Corn processing has the highest worldwide production of any crop. The three main uses of processed corn are for animal feed, human consumption, and Ethanol production. US annual production of corn in 2016 reached 15.2 billion bushels or about 840 billion pounds. About 35% of US corn production went to the production of Ethanol, another 30% for animal feed products, and the remaining went for human consumption and export.

Corn has many uses in both food and industrial applications. The resultant processing of corn yields four basic compounds: starch, protein, oil, and fiber. The subject of starch and its uses will be discussed in part 2 of the Food Processing Webinar series.

In the production of various corn products for human consumption, there are two processes: a dry milling process and a wet milling process.

In the dry process, corn is cleaned and then hammer milled to a medium ground corn meal. The corn is mixed with water to make slurry, which is PH and temperature controlled. Enzymes are added to initiate a hydrolysis process to turn the corn starch into dextrin. This process is known as liquefaction. After liquefaction is complete, the “corn mash” is cooked to kill bacteria. The next step is fermentation, followed by drying and final milling.
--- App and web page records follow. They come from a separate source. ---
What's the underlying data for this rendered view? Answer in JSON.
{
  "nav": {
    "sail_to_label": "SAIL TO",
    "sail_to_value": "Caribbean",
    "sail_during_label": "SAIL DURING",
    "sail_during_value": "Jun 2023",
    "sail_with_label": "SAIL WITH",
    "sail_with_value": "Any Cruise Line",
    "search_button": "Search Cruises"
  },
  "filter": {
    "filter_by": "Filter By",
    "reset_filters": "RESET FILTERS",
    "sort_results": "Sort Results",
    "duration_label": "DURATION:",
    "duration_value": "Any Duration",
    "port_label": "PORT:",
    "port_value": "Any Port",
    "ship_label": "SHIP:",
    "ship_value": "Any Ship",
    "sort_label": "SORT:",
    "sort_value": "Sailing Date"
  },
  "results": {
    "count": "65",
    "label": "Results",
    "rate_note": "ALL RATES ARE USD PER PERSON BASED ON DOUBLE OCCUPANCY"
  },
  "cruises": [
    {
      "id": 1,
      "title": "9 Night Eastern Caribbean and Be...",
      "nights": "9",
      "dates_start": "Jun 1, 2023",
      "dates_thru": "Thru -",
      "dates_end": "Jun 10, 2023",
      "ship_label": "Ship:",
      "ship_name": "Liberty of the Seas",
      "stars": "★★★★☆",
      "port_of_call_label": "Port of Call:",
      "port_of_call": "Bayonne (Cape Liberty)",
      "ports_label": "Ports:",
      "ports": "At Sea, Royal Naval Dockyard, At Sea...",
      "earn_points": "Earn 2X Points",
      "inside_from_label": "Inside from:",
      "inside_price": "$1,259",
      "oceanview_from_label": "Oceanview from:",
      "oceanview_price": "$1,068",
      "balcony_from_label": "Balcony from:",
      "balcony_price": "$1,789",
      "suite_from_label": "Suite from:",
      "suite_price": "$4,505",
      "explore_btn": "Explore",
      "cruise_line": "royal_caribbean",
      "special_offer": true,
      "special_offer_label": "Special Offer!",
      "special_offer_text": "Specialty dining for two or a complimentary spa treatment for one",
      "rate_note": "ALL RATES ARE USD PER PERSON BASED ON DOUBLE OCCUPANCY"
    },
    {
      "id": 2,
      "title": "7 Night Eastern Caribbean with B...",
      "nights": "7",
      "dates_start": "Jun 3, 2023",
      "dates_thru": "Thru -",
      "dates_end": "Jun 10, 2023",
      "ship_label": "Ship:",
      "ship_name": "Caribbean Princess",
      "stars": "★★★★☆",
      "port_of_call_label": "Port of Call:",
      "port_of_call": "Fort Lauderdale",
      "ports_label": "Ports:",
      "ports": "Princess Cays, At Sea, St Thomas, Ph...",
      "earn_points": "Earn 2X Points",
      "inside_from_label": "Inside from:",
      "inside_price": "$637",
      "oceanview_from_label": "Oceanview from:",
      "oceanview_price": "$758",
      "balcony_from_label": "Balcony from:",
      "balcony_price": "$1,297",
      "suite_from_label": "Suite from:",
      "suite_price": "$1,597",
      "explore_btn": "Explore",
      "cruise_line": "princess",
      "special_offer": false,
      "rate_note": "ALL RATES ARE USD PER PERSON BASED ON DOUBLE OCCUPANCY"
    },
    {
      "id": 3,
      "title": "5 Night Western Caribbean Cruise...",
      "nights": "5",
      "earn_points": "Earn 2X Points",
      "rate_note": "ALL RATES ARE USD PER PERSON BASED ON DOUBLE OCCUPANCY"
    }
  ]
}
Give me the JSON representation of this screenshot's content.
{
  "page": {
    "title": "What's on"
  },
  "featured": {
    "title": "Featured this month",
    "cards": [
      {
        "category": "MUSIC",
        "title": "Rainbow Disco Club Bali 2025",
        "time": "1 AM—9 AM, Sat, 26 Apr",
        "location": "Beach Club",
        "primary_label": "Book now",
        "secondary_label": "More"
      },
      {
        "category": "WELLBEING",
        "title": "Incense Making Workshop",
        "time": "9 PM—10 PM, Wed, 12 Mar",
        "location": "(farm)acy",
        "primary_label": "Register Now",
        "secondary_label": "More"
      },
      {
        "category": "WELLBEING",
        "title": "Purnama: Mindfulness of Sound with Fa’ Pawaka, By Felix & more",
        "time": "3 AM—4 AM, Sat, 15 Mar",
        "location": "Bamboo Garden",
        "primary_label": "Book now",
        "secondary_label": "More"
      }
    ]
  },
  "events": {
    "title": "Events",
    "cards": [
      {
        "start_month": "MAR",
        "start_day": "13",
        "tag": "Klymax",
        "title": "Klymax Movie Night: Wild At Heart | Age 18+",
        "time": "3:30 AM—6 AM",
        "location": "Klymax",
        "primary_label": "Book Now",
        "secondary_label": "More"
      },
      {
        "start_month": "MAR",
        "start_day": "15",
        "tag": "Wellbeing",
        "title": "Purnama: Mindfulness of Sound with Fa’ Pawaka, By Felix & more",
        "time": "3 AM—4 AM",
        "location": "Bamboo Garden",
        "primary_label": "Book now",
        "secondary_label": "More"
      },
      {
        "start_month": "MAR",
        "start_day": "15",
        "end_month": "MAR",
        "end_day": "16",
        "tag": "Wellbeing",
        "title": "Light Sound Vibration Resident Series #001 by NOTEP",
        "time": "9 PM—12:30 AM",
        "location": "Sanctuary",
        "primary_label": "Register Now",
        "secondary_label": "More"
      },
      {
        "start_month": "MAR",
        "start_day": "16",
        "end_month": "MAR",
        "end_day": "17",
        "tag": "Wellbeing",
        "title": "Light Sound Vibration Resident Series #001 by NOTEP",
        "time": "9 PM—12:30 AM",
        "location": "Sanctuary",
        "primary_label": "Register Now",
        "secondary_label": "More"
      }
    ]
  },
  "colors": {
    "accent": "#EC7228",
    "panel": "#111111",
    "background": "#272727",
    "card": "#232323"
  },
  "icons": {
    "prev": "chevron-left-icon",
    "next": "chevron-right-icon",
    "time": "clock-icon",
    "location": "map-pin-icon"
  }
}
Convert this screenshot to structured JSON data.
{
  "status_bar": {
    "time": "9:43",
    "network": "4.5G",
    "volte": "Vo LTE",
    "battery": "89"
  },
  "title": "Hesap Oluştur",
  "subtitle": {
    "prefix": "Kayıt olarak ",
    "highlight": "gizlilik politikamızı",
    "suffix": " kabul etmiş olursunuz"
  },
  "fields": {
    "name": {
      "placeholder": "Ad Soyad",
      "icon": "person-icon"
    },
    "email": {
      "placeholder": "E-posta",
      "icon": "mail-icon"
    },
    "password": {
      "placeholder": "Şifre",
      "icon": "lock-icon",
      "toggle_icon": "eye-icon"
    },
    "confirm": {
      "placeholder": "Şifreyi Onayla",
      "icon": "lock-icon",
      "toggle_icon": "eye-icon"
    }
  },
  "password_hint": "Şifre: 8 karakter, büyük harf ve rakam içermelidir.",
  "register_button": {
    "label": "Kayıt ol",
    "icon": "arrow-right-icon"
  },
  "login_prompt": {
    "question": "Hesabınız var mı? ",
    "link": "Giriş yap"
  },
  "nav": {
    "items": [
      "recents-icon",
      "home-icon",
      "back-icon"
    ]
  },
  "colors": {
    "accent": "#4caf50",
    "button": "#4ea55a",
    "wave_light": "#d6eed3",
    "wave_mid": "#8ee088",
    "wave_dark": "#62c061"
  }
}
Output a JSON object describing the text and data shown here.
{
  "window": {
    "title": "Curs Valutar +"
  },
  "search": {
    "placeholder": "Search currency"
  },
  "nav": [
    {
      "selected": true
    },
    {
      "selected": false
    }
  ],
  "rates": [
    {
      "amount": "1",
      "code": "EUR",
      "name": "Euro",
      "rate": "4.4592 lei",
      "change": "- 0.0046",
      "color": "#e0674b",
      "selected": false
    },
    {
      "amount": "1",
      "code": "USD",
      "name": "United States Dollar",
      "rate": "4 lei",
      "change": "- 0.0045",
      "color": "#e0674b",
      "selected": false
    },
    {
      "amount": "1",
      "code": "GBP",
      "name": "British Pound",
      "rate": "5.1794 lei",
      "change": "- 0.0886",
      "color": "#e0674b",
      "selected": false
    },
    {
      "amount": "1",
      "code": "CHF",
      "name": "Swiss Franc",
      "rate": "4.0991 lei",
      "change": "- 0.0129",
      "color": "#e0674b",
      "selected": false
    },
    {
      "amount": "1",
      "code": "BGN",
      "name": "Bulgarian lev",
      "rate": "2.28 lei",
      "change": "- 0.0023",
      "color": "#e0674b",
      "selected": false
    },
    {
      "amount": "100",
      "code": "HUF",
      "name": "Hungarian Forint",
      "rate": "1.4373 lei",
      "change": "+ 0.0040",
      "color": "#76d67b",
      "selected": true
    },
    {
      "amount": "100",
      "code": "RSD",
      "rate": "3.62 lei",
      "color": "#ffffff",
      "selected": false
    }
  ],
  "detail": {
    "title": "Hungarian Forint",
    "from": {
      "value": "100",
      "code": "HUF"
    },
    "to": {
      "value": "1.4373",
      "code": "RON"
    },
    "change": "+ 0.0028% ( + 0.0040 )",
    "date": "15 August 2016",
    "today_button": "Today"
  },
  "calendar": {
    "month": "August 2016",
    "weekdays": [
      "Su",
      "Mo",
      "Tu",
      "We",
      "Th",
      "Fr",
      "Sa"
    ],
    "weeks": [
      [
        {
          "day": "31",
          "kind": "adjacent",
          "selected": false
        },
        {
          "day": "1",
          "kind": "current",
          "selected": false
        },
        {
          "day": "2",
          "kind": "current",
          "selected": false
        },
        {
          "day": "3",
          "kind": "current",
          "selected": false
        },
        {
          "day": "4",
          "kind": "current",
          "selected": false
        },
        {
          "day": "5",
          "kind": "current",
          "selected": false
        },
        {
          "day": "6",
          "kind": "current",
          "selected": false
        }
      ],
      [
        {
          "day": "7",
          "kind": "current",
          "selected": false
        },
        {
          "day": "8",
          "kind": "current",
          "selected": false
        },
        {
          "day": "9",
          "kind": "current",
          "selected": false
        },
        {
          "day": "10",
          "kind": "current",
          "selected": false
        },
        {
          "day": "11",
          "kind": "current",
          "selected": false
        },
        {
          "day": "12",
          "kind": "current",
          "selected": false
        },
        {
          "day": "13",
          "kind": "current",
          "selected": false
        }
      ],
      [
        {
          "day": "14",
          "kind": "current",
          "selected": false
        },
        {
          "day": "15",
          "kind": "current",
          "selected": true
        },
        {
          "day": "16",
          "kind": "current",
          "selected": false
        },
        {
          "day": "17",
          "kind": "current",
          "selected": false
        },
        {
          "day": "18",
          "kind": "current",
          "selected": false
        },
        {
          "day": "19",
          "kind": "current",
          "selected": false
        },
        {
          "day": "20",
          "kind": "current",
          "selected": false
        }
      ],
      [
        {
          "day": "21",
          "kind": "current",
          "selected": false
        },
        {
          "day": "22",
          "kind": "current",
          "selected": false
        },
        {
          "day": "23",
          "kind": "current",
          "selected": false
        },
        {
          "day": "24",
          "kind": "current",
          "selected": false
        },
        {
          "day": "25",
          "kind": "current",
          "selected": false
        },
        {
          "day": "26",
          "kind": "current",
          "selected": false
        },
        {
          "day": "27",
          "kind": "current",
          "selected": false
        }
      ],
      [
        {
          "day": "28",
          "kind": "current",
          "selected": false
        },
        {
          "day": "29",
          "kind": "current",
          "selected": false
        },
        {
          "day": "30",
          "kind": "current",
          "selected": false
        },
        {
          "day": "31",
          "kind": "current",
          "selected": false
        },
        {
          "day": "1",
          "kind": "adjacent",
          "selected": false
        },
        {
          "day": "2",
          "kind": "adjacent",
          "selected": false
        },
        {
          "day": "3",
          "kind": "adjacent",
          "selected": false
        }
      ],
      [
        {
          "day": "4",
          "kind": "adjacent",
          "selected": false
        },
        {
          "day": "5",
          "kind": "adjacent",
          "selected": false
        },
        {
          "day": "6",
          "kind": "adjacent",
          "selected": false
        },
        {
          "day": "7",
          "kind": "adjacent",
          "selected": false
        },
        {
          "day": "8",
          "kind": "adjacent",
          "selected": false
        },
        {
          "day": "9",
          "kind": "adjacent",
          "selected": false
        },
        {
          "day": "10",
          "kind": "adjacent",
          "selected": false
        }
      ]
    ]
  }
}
In the wet process, corn is cleaned and then loaded into tanks for the steeping process, where it is soaked in a temperature-controlled dilute solution for up to two days. The result is the softening of the corn kernels and the absorption of the soluble nutrients. The germ is then removed, and the liquid is wet milled. The next part of the process is drying and the final stage is milling.

Another variation of “Wet Milling” is called Nixtamalization, where the corn is cooked in water and Calcium Oxide. This alkali process improves flavor and starch gelatinization. The mixture is then dried and milled into flour called Harina Massa. Harina Massa is the prime ingredient in corn flour tortillas.

Corn Flour is used in the production of snack foods like corn chips and tortillas.

The dried corn flour is volumetrically fed to a mill for size reduction. Final particle size is determined by the type of impact hammer, the speed of the rotor, and the size of the opening in the screen in the bottom of the grinding chamber. Air is used to convey the milled material to a process collector, where the product is separated from the air stream. A typical corn flour grind on a Mikro Pulverizer is 97% < 50 mesh or 300 microns. Corn meal can also be ground finer on a Mikro Pulverizer. A finer particle size of 98% < 100 mesh or 150 microns is also possible. The Mikro-Pulverizer can also be used for the wet milling process with a different system configuration.

Corn is an organic material, and therefore has a potential for explosion. As with all organic materials, the system must be designed to safely handle the potential for a dust explosion. System protection can be obtained by incorporating any of the following basic design possibilities:

  • Designing the entire system for over-pressure and containment of the explosion as shown in this picture
  • Venting of the system to safely relieve the over-pressure
  • Operation under an inert atmosphere to remove the explosion potential
  • Utilizing a suppression system to quench the explosion before it propagates